▸ Your goal:
Copy out each line in the material below that has the word "Right".

▸ Entries shown:
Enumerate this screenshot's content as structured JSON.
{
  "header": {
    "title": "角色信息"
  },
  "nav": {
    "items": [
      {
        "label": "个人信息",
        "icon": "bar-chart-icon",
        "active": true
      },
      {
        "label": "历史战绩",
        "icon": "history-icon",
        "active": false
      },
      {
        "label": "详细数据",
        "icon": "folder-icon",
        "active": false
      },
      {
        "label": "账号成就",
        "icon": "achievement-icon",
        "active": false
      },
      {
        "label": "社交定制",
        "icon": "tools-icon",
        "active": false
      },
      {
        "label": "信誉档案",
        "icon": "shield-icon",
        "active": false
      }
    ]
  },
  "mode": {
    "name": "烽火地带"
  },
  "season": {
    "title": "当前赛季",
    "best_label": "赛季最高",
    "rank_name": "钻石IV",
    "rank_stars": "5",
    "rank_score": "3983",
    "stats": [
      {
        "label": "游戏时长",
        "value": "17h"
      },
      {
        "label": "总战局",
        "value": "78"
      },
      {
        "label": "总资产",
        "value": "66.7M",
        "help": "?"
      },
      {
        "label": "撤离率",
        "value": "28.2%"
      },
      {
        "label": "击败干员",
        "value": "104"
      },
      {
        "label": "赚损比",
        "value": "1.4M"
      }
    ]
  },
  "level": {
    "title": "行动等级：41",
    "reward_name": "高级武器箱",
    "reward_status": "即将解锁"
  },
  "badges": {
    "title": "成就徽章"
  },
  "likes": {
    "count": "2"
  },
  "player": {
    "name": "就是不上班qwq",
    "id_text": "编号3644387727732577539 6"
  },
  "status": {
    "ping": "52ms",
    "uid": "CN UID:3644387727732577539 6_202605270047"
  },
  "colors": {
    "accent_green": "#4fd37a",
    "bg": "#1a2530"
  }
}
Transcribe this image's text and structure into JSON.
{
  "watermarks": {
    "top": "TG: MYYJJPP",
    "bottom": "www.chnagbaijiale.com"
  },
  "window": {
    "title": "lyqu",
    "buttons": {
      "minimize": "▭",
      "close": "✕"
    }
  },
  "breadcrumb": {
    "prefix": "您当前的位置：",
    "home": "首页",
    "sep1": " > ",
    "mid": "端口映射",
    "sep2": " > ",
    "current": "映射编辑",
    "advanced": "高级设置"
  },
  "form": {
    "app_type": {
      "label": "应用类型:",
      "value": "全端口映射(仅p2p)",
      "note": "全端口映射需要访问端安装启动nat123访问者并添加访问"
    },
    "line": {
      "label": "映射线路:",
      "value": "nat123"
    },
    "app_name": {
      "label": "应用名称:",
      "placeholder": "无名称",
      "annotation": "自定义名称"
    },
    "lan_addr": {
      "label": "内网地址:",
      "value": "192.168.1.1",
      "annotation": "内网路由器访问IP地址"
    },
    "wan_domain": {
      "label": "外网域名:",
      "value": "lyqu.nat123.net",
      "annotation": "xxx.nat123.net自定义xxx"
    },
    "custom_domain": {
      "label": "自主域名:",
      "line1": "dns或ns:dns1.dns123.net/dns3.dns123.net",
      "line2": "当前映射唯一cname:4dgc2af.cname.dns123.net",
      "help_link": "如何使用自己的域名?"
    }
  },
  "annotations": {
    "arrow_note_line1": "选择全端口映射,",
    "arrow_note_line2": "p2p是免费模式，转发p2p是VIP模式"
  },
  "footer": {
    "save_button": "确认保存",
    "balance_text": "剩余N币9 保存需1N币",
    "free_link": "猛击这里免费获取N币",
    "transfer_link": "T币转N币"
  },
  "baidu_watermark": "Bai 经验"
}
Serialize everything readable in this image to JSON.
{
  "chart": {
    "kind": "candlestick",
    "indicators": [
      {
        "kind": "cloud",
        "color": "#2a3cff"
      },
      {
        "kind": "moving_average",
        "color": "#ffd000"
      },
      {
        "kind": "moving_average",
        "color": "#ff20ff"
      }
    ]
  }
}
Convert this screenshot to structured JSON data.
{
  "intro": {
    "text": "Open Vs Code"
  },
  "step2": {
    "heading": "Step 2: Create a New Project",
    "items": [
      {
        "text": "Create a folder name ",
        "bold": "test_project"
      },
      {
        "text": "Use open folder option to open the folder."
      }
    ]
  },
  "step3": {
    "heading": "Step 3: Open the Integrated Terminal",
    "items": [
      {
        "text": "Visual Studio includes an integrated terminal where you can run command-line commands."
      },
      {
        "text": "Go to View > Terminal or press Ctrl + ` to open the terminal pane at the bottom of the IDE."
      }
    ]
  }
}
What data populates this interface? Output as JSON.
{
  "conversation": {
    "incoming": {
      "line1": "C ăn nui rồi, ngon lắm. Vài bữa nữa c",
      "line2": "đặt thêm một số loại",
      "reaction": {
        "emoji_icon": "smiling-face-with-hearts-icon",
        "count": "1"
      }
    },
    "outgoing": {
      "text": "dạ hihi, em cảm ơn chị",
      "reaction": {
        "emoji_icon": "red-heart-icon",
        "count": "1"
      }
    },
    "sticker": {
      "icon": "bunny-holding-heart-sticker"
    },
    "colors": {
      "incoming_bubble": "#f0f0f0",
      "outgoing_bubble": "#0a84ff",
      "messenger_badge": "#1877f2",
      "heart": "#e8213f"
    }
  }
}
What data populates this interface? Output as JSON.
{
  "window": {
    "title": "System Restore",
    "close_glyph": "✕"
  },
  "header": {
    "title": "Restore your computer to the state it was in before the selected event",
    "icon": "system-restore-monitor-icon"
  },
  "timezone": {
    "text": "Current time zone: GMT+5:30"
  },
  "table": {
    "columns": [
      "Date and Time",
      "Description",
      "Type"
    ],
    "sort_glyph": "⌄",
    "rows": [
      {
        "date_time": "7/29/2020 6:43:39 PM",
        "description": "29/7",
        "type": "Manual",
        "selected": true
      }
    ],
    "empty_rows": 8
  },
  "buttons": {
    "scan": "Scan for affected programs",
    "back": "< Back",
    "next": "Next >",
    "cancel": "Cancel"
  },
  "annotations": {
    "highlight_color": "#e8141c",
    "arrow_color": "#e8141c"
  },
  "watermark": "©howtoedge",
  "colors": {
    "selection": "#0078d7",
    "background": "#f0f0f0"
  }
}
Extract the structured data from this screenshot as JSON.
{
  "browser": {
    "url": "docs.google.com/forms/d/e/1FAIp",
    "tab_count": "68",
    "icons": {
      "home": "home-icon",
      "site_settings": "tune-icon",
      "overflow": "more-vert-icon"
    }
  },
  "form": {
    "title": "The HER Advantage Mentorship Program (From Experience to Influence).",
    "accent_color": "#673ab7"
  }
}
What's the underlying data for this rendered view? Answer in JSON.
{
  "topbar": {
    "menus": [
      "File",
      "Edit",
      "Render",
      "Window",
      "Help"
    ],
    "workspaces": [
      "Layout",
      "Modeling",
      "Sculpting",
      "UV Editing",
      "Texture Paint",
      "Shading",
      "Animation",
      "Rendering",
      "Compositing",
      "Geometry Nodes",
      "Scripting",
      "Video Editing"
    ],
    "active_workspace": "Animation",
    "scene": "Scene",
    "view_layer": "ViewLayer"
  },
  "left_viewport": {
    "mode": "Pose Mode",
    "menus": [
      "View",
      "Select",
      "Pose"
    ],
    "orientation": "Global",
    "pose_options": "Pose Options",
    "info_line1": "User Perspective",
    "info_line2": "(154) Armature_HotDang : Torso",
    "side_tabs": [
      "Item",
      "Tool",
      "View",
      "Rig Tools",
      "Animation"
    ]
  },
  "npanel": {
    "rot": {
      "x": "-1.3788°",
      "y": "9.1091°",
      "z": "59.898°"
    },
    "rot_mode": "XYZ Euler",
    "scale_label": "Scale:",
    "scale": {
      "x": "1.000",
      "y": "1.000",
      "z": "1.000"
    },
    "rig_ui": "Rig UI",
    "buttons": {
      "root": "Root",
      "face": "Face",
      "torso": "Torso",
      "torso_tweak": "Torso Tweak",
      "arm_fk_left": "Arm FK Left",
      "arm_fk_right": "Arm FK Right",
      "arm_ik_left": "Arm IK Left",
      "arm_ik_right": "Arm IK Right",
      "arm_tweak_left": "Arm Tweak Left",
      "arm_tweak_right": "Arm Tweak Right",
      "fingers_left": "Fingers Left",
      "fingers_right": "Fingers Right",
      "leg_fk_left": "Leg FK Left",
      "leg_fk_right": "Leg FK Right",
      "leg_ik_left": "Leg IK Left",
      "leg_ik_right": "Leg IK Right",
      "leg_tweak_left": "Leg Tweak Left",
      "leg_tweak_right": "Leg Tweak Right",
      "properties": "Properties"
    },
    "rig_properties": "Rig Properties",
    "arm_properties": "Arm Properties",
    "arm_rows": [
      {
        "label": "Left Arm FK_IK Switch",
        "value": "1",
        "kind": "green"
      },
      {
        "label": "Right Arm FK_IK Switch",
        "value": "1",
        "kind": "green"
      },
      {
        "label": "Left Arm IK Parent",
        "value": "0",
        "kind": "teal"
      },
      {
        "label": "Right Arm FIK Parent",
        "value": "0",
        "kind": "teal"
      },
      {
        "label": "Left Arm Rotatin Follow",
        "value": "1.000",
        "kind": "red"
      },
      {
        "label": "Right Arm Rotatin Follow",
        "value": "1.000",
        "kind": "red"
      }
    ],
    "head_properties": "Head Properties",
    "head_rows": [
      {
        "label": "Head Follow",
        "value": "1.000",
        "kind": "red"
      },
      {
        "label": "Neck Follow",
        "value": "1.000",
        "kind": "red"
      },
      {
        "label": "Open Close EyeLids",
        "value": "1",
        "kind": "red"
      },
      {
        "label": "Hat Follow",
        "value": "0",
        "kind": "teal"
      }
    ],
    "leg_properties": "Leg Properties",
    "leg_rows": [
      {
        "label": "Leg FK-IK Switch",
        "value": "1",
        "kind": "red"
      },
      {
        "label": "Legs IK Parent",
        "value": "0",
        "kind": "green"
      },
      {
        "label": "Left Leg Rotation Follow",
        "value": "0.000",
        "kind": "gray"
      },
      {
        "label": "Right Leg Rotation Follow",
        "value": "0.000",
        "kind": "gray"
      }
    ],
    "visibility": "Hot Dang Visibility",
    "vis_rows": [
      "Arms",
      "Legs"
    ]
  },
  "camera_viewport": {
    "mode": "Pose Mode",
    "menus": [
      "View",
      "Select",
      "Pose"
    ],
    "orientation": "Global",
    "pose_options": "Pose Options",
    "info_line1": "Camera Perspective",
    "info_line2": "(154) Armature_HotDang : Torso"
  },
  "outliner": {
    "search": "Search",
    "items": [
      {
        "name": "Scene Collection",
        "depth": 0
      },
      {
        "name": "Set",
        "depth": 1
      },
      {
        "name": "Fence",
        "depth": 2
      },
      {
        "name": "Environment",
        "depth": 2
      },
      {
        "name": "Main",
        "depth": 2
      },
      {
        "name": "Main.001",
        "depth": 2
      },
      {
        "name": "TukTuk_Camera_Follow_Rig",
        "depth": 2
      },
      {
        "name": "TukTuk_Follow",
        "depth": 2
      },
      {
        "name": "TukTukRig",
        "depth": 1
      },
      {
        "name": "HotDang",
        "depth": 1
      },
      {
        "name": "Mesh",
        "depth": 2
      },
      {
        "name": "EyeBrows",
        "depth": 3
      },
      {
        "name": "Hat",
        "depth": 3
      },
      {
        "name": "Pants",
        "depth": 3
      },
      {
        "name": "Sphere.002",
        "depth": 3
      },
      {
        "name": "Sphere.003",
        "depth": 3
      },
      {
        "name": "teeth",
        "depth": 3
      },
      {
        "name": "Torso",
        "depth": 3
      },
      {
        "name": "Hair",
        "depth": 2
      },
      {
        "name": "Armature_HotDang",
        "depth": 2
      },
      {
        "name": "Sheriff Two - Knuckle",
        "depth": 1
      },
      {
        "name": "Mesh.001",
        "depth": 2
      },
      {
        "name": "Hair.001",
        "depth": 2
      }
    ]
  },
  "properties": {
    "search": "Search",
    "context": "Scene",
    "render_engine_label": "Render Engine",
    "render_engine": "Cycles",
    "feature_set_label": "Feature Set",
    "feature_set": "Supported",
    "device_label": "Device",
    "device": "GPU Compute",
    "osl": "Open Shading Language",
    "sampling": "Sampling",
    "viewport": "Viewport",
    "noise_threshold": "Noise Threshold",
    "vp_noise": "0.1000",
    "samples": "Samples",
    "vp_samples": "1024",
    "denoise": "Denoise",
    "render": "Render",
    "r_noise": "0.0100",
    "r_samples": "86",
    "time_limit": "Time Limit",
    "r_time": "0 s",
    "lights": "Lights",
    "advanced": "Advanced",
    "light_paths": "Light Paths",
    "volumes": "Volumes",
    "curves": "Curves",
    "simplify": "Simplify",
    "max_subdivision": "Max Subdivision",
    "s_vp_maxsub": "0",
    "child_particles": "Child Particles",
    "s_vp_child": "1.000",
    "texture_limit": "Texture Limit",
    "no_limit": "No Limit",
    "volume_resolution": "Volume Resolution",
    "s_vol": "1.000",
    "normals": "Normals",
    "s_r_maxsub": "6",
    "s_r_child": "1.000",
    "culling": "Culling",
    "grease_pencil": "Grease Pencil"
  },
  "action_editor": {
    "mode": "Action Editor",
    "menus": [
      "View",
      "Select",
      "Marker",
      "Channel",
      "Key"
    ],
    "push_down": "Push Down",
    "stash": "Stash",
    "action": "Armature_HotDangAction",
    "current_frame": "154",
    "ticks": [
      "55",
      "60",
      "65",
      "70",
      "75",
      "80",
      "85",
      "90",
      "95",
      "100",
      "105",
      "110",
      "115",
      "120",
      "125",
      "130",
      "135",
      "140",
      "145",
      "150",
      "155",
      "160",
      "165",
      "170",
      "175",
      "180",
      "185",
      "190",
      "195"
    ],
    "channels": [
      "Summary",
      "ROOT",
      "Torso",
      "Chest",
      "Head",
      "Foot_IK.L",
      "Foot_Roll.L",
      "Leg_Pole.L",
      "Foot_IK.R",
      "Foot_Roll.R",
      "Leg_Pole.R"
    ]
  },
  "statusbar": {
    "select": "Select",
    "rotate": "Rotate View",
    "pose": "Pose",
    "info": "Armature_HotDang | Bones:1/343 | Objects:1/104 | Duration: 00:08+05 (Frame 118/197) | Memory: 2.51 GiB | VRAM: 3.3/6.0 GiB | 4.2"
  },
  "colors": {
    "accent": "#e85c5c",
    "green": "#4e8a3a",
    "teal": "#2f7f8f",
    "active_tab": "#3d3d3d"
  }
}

▸ Answer to this task:
      "arm_fk_right": "Arm FK Right",
      "arm_ik_right": "Arm IK Right",
      "arm_tweak_right": "Arm Tweak Right",
      "fingers_right": "Fingers Right",
      "leg_fk_right": "Leg FK Right",
      "leg_ik_right": "Leg IK Right",
      "leg_tweak_right": "Leg Tweak Right",
        "label": "Right Arm FK_IK Switch",
        "label": "Right Arm FIK Parent",
        "label": "Right Arm Rotatin Follow",
        "label": "Right Leg Rotation Follow",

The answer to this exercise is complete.